Thursday, July 16, 2020
Can You Hear Silent Cries?
"Wonderful things of folks are said
When they have passed away
Roses adorn the narrow bed
Over the sleeping clay
Give me the roses while I live
Trying to cheer me on
Useless the flowers that we give
After the soul is gone"
A.P. Carter, "Give Me The Roses While I Live"
Have you ever heard a kid talk about suicide? Suicides are at an all time high among young people. By the time a teenager starts to verbalize the thought the risk of carrying out that thought is quite high. A much higher risk than I ever want to take.
When that happens one must know how important it is to work to postpone any effort to follow through on the thought. "Postpone" is a shocking term. By using this term I do not mean to suggest that it is inevitable that the thought will lead to an attempt at self destruction. Instead the term is used to emphasize the urgency of the situation.
That means telling adults even if you promised your friend that you would keep the conversation confidential. Even if doing so will make your friend mad. Let them be mad. One must be alive to be mad and that is a great trade off.
Refer them immediately to suicide prevention hotlines and services. If you are an adult who works with young people you should have a card made up with phone numbers and other contact information for service providers.
But all of that is a detailed topic for another post. This discussion is for all of the times that suicide has not been verbalized. this discussion is for all of the times that pain has been verbalized, but not heard.
Think how often you have heard it said, in a strong tone of derision and scorn--"Well she just said that to get attention."
A young person who must go to those lengths in order to get attention must be in desperate need of that attention. It is the silent cries for attention that we must become better at listening for.
I have no science to support this belief, but I strongly suspect that the verbalization of a desire to end one's life makes it much more likely that a young person will follow through on that verbalization.
If I am correct, it makes it very important to make sure that the young person receive attention before having to ever say or write anything about ending their life.

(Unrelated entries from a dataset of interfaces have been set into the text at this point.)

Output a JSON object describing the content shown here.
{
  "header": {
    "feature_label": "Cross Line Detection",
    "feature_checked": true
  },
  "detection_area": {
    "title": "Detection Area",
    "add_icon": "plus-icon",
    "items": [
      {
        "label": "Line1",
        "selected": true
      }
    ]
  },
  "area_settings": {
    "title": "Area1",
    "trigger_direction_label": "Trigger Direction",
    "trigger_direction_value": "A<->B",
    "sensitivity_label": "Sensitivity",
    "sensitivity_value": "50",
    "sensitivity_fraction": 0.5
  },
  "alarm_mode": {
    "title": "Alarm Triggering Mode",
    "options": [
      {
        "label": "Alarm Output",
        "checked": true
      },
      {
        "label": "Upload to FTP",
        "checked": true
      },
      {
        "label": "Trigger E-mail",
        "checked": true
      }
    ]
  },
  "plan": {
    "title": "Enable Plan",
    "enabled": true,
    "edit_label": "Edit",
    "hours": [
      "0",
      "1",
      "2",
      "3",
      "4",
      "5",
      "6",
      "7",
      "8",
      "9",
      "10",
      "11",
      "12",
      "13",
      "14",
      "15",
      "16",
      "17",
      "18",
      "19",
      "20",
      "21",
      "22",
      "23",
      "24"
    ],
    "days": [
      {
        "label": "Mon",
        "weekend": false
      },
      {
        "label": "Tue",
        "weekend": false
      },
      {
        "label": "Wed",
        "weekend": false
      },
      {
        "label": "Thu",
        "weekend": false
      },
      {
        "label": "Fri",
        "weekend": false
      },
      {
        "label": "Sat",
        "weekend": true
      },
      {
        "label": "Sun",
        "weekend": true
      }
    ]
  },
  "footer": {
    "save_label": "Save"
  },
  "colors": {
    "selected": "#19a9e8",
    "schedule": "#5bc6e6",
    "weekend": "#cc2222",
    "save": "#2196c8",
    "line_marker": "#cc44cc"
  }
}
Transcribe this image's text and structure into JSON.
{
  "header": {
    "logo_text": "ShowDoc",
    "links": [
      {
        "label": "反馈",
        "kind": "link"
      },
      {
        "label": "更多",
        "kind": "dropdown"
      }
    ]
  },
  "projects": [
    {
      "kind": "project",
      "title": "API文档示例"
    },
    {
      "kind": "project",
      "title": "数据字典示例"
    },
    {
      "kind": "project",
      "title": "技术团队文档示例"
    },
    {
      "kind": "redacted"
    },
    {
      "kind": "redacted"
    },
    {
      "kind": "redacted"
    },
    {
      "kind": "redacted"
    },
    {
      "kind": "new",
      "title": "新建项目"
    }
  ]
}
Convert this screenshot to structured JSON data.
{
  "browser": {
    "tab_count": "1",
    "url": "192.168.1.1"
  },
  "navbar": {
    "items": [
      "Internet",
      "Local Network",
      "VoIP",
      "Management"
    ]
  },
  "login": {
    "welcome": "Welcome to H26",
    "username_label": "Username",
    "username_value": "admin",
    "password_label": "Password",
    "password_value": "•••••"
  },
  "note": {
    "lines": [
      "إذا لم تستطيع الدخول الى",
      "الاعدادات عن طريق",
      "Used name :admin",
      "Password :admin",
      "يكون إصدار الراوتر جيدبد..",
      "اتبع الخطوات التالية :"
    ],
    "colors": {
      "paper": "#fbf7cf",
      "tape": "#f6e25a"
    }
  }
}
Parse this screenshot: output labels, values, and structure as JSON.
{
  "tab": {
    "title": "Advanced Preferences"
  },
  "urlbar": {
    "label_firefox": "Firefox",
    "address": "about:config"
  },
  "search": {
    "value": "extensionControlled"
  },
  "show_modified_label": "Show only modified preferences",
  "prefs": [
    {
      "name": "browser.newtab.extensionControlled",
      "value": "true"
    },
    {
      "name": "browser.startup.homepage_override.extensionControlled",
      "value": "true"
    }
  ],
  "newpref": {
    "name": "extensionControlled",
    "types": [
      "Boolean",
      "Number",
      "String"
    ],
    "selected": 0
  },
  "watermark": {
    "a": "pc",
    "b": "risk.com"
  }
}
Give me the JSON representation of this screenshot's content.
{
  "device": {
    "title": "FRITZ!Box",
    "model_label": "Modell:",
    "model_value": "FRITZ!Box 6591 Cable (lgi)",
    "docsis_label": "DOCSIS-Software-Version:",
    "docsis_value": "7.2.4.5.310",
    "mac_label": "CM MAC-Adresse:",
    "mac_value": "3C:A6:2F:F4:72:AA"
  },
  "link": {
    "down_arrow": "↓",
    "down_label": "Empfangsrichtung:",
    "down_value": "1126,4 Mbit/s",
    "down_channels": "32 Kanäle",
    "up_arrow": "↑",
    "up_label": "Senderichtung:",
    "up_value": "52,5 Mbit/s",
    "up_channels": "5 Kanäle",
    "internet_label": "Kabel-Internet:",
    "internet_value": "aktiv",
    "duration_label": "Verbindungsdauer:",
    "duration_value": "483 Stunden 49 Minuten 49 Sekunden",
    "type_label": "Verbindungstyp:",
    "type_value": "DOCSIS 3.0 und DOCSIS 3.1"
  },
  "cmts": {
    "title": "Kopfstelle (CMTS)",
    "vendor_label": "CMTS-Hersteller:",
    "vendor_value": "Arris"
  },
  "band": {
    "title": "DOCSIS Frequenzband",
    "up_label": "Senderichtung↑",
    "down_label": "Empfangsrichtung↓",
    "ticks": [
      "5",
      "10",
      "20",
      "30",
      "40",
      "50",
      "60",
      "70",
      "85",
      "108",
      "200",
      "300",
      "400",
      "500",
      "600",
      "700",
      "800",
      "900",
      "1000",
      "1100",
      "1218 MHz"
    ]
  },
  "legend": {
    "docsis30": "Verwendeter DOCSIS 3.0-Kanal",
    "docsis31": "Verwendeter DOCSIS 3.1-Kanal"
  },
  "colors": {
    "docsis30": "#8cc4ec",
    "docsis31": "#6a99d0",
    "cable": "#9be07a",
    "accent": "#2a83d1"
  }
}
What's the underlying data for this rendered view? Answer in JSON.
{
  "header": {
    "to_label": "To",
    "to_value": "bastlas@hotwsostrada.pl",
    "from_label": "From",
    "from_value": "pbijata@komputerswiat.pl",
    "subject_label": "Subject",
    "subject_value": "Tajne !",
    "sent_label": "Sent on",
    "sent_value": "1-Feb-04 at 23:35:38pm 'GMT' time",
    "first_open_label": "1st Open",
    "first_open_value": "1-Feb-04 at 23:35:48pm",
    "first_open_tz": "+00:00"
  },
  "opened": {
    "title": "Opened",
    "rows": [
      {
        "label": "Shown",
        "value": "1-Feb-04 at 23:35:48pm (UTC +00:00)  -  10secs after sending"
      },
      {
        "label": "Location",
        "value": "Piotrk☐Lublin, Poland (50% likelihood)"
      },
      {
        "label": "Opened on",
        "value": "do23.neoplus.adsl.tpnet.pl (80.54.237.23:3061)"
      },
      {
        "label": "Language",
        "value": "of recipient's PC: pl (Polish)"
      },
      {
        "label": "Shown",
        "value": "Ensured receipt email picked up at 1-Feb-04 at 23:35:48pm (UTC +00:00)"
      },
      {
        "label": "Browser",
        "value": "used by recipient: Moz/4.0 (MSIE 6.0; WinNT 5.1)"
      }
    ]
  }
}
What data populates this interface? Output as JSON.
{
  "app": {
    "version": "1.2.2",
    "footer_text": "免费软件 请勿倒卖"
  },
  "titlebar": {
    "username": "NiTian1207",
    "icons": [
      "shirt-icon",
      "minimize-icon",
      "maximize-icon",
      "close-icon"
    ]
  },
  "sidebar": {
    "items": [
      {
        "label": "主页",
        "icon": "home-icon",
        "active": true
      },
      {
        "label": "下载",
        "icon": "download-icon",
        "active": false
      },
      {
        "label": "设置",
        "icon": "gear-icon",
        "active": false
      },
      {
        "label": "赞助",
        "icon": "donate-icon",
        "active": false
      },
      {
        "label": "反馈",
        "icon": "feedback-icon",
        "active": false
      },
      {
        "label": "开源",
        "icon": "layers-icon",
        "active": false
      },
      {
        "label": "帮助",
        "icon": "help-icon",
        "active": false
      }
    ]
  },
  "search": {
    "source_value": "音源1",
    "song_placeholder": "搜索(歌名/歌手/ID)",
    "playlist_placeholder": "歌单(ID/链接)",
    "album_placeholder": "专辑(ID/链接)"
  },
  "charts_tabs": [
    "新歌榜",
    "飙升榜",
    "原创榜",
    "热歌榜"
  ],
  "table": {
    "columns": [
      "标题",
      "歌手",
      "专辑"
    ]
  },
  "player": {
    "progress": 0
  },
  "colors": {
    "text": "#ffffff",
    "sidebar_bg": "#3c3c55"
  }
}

When a young person says something like, "Everyone in school hates me,' that is the time to put down everything that you are doing and have a meaningful conversation.
That is not the time to say, "Oh, I'm sure that it is not all that bad."
When a young person says, "I feel like I am always letting everyone down.", put your phone down and find out what it going on in that child's life.
When an adopted child says, "I don't understand why my parents did not love me.", that is not a time for bumper sticker platitudes. It is a time to help that child understand their own worth as a human.
Young people talk to me. They always have, even when I was only 13 or 14 little kids at school talked to me about problems that they were having on the bus, at home, at recess, or in class. Often they are so tentative in what they are saying to me that I am unable to identify the problem.
At those times I bluntly say, "I know something is wrong but I am not sure what it is, based on what you are saying. Tell me in another way so I can understand."
And they do. I never fall back on silly thoughts like, "Well, when they are ready to talk to me I am sure they will." If I see a kid that is hurting and I ask them what is wrong, only to see tears being quickly wiped away as the child whimpers out "nothing." I do not let the conversation end there.
I do not mind being direct. More direct than most others might think appropriate. I do not feel bad for responding, "Hey, don't play that stuff with me. Who do you think I am, just some old man to be blown off that easy? Now lets talk about what is wrong."
Talking to young people is not brain surgery. It is no harder than communicating with a wild horse. You can learn to hear what a horse is saying with its eyes.
You can also learn to hear silent cries of young people in pain.
Posted by Steve Edwards